Editorial: Hartford’s hiring challenge
|Published: 05-01-2023 9:08 AM
Members of the Hartford Town Manager Search Committee held five community listening sessions during the past week to identify what skills, characteristics and experience the public wants in a new manager. (We vote for quiet competence, a thick hide and at least a nodding acquaintance with New England norms.) What the Search Committee heard presumably will help inform its recruitment and vetting of candidates for the Selectboard’s consideration.
Valuable as that exercise may have been, there is another lens through which to view the process. Every job offer involves a negotiation between two parties. So what should a promising manager candidate expect of the town, short of a formal peace accord signed by the Selectboard’s warring factions?
One is a clear, mutual understanding of the respective powers of the manager and the Selectboard. The town charter seems to us to contain at least one potential area for conflict. While the manager is assigned exclusive power to hire and fire employees, the charter grants both manager and Selectboard power to investigate the affairs of any department and the conduct of any officer or employee. This presents a danger of micromanagement or political meddling that could undermine the manager’s authority. If the board is dissatisfied with the performance of a department or an employee, it should rely on the manager to address it. If he or she fails, then its proper recourse is to change town managers.
Given recent history, a second provision any sensible candidate should demand is some protection against arbitrary discharge, perhaps in the contractual form of binding arbitration of settlement claims. The Selectboard has never explained its parting of ways with the former manager, Tracy Yarlott-Davis, only 19 months into her tenure. In the absence of any explanation, one is left to infer that the turnover of five of the seven seats on the Selectboard between when she was hired in February 2021 and abruptly placed on administrative leave in October 2022 had something to do with it. The eventual separation with Yarlott-Davis has been characterized by the board as “amicable,” but we would certainly advise any candidate seriously considering the job to follow Ronald Reagan’s advice: trust, but verify.
Third is a detailed list of the Selectboard’s policy priorities, with benchmarks for achieving the objectives. That is to say, if infrastructure is a top priority of the board, what projects does it want addressed, in what order and in what time frame? Similarly if recruitment and retention of staff is a concern, what is the timeline, for example, for the manager to produce a wage and benefit study, assess morale of current employees and make recommendations to the Selectboard? If addressing homelessness is a critical concern, what concrete steps does the Selectboard want to see taken? This is the only way to ensure that the performance evaluation the Selectboard is required to provide to the manager each year is an objective rather than a subjective exercise.

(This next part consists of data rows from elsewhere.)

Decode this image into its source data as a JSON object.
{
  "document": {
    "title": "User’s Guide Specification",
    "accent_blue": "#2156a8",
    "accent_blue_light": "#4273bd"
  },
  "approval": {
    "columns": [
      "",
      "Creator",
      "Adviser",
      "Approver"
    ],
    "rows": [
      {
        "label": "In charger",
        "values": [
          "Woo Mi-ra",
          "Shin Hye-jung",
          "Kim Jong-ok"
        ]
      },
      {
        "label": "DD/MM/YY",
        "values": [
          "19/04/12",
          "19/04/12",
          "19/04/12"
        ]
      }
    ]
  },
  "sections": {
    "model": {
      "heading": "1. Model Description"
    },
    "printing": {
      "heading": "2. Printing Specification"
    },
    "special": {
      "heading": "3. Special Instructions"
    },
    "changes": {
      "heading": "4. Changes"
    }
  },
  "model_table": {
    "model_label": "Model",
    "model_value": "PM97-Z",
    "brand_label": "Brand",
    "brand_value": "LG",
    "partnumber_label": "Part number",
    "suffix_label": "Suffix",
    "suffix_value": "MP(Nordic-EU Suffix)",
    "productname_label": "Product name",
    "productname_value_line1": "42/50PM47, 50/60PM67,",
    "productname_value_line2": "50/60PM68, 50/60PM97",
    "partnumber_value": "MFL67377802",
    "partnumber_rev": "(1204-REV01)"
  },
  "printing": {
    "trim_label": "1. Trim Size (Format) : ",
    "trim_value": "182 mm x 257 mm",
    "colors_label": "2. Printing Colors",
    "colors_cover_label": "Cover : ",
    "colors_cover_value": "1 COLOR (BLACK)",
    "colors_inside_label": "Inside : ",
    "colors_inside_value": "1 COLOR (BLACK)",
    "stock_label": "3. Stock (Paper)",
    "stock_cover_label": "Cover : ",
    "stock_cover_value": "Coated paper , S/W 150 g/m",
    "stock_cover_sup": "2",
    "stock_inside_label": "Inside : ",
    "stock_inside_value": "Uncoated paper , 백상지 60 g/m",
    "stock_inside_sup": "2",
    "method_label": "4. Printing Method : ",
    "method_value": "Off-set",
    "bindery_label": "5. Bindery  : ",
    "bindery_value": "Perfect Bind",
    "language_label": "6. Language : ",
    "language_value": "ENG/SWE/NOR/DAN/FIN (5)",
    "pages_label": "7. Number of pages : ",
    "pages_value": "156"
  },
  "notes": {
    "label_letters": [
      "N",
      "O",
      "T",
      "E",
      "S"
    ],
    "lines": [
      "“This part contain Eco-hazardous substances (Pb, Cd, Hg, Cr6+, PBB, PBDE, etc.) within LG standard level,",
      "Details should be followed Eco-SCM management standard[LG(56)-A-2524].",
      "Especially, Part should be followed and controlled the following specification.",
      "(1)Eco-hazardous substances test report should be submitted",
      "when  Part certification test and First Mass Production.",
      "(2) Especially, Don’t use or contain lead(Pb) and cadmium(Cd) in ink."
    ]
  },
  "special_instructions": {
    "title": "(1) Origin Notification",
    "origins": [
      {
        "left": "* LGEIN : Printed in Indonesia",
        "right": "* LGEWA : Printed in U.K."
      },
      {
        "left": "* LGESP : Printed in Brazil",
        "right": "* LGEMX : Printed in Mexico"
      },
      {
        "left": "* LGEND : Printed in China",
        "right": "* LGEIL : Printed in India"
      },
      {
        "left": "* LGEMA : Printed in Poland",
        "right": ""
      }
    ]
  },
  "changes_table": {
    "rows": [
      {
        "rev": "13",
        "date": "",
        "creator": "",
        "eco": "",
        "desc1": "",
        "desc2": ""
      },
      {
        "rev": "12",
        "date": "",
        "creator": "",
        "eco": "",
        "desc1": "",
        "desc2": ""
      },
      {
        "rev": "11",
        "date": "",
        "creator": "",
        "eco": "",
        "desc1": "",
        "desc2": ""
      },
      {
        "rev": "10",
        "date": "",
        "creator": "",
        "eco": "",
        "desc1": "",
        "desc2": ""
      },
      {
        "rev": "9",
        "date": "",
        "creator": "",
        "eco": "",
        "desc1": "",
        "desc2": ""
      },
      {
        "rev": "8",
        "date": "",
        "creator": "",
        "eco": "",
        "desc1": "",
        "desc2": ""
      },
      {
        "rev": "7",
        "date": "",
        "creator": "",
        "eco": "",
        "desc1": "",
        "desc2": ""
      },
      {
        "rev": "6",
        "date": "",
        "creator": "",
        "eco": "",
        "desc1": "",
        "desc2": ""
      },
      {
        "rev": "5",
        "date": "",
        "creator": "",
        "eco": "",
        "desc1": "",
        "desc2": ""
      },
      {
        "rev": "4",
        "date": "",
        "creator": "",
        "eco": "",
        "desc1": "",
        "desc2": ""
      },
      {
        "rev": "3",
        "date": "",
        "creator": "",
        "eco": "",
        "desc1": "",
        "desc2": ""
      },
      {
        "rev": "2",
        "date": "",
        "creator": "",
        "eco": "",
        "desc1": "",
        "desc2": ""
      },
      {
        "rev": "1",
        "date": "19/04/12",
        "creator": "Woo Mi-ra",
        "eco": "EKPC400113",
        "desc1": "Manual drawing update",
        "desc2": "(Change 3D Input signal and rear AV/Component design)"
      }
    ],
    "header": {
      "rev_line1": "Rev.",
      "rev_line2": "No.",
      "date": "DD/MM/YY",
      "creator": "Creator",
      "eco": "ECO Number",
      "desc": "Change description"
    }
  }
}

Potential managers should also assure themselves that Selectboard members are willing to drill down into the nitty-gritty of budgetary and policy decisions put before them and forgo shooting from the lip. This is essential if a manager is to succeed.
Hartford must realize at this point that despite its many attractions, its recent track record of political discord and community divisiveness puts it at a disadvantage in attracting experienced candidates, especially at a time when they are in such great demand throughout the Twin States. It is important, of course, to identify the characteristics of candidates most desired by town residents, as the search committee is doing. But it is at least equally important for the Selectboard, which has apparently been content to get along with interim management for months now, to convey a sense of urgency about getting new leadership on board. It can start by articulating specifically and publicly how it intends to work with a new manager and what it wants to get done. That is the only way the public can hold Selectboard members accountable at the ballot box for their own performance.